The conversion is done by submitting an application to the Central Bank containing the required fund documentation and statutory declarations. The Central Bank will then publish a notice of the proposed conversion in the Companies Registration Office Gazette and once the Central Bank has processed the application it will issue a certificate of registration.
Once the certificate of registration has been issued, the investment company shall be deemed to be an ICAV under ICAV legislation. The final step will be for the investment company to apply to be de-registered in the Irish Companies Registration Office.
We expect that the entire conversion process will take approximately 6 to 8 weeks based on the current re-domiciliation regime that is in place under the Irish Companies Acts.

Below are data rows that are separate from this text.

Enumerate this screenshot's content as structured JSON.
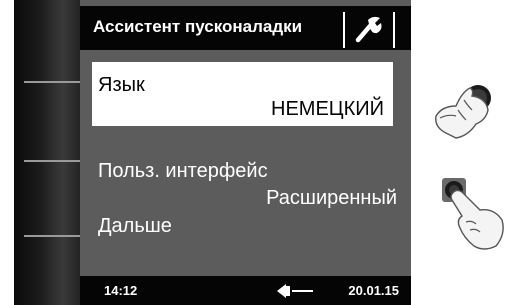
{
  "header": {
    "title": "Ассистент пусконаладки",
    "tool_icon": "wrench-icon"
  },
  "menu": {
    "items": [
      {
        "label": "Язык",
        "value": "НЕМЕЦКИЙ",
        "selected": true
      },
      {
        "label": "Польз. интерфейс",
        "value": "Расширенный",
        "selected": false
      },
      {
        "label": "Дальше",
        "value": "",
        "selected": false
      }
    ]
  },
  "footer": {
    "time": "14:12",
    "back_icon": "back-arrow-icon",
    "date": "20.01.15"
  },
  "instructions": {
    "rotate_icon": "rotate-knob-icon",
    "press_icon": "press-button-icon"
  },
  "colors": {
    "screen_bg": "#5c5c5c",
    "header_bg": "#050505",
    "selected_bg": "#ffffff",
    "text": "#ffffff"
  }
}
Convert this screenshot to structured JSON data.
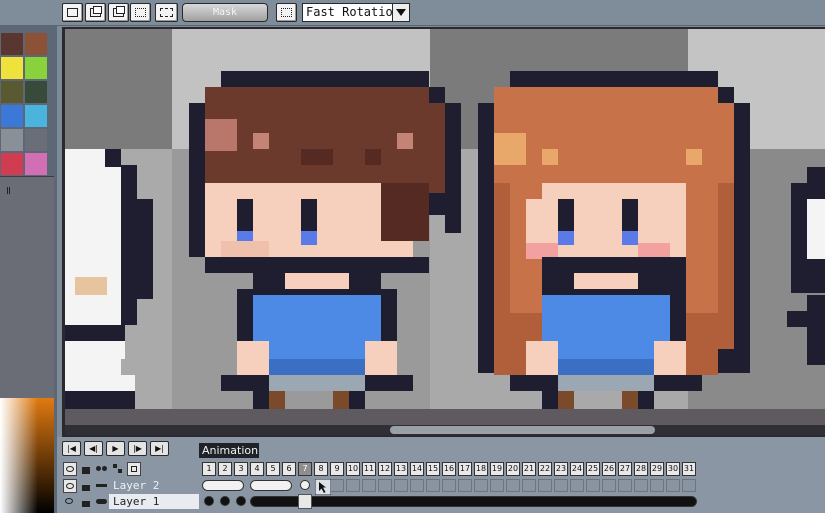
{
  "toolbar": {
    "mask_label": "Mask",
    "rotation_value": "Fast Rotation",
    "buttons": [
      "select-tool-icon",
      "copy-icon",
      "paste-icon",
      "stamp-icon",
      "transform-icon",
      "grid-icon"
    ]
  },
  "palette": {
    "colors": [
      "#5a3630",
      "#8c5238",
      "#f0e23c",
      "#8ad23c",
      "#5a5a32",
      "#384a3a",
      "#3c78d8",
      "#4ab4dc",
      "#8a9098",
      "#6a6e78",
      "#d23c50",
      "#d26eb4"
    ]
  },
  "timeline": {
    "tab_label": "Animation",
    "playback_buttons": [
      "first-frame-icon",
      "prev-frame-icon",
      "play-icon",
      "next-frame-icon",
      "last-frame-icon"
    ],
    "frames": [
      "1",
      "2",
      "3",
      "4",
      "5",
      "6",
      "7",
      "8",
      "9",
      "10",
      "11",
      "12",
      "13",
      "14",
      "15",
      "16",
      "17",
      "18",
      "19",
      "20",
      "21",
      "22",
      "23",
      "24",
      "25",
      "26",
      "27",
      "28",
      "29",
      "30",
      "31"
    ],
    "current_frame": "7",
    "layers": [
      {
        "name": "Layer 2"
      },
      {
        "name": "Layer 1"
      }
    ]
  },
  "colors": {
    "hair_brown": "#6b3a2c",
    "hair_orange": "#c8724a",
    "shirt_blue": "#4d8ae6",
    "outline": "#1f1d30",
    "skin": "#f7d0bd"
  }
}
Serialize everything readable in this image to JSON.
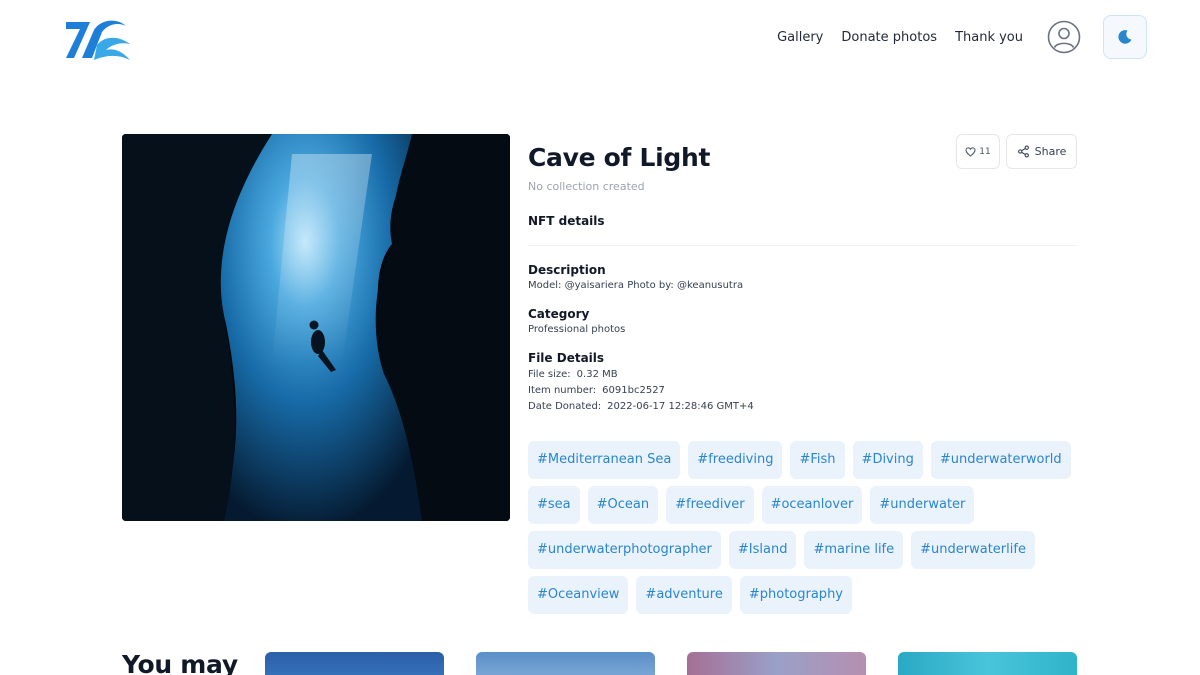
{
  "header": {
    "nav": [
      {
        "label": "Gallery"
      },
      {
        "label": "Donate photos"
      },
      {
        "label": "Thank you"
      }
    ],
    "icons": {
      "logo": "wave-logo",
      "profile": "user-circle-icon",
      "theme": "moon-icon"
    }
  },
  "photo": {
    "title": "Cave of Light",
    "collection": "No collection created",
    "likes": "11",
    "share_label": "Share",
    "nft_heading": "NFT details",
    "description": {
      "heading": "Description",
      "text": "Model: @yaisariera Photo by: @keanusutra"
    },
    "category": {
      "heading": "Category",
      "text": "Professional photos"
    },
    "file_details": {
      "heading": "File Details",
      "rows": [
        {
          "label": "File size:",
          "value": "0.32 MB"
        },
        {
          "label": "Item number:",
          "value": "6091bc2527"
        },
        {
          "label": "Date Donated:",
          "value": "2022-06-17 12:28:46 GMT+4"
        }
      ]
    },
    "tag_rows": [
      [
        "#Mediterranean Sea",
        "#freediving",
        "#Fish",
        "#Diving",
        "#underwaterworld"
      ],
      [
        "#sea",
        "#Ocean",
        "#freediver",
        "#oceanlover",
        "#underwater"
      ],
      [
        "#underwaterphotographer",
        "#Island",
        "#marine life",
        "#underwaterlife"
      ],
      [
        "#Oceanview",
        "#adventure",
        "#photography"
      ]
    ]
  },
  "related": {
    "heading": "You may"
  },
  "colors": {
    "accent": "#2a85cd",
    "tag_bg": "#eaf3fc",
    "logo_blue": "#1e7fd8"
  }
}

The conversion of an investment company to an ICAV will not be a crystallising event for taxation purposes, nor will the conversion create a new legal entity, affect the continuity of the existing entity, affect any contract or action during the investment company’s lifetime or affect the rights, obligations or any legal proceedings against the investment company.
Migration of Non-Irish Companies
The ICAV Bill includes a mechanism for non-Irish investment companies to migrate into Ireland and become an ICAV as part of a single process. This process will be similar to the current re-domiciliation regime that is currently in place in the Irish Companies Acts.
As part of the legislative process, the Department of Finance has indicated that it will continue to work with industry to review and enhance the text of the ICAV Bill to ensure that the legislation is as robust as possible when it is enacted in the third quarter this year. However it is not expected that there will be any significant changes to what is currently included in the ICAV Bill. The areas which will be reviewed are:
» merger, migration and conversion of ICAVs;
» registration of charges and debentures;
» restriction and disqualification of directors;
» enforcement powers of the Office of the Director of Corporate Enforcement (ODCE) and the Central Bank;
» inclusion of certain amendments of financial services legislation;
» rules for financial statements (considering the interpretation of the Audit Directive);
» winding up and receivership of ICAVs; and
» strike off and restoration to the register of ICAVs.
It is expected that the primary legislation allowing for the creation of the ICAV will be enacted by the Irish Government towards the end of the third quarter this year. Once the primary ICAV legislation has been enacted, the final step will be for the Central Bank to begin accepting and processing applications for the authorisation of ICAVs.
A copy of the ICAV Bill 2014 is available here.
Arthur Cox was a contributing member of the legislative group responsible for the preparation of the ICAV Bill. If you have any queries on this briefing, or require any further details on any aspect of the ICAV, please do not hesitate to contact a member of our team.Download PDF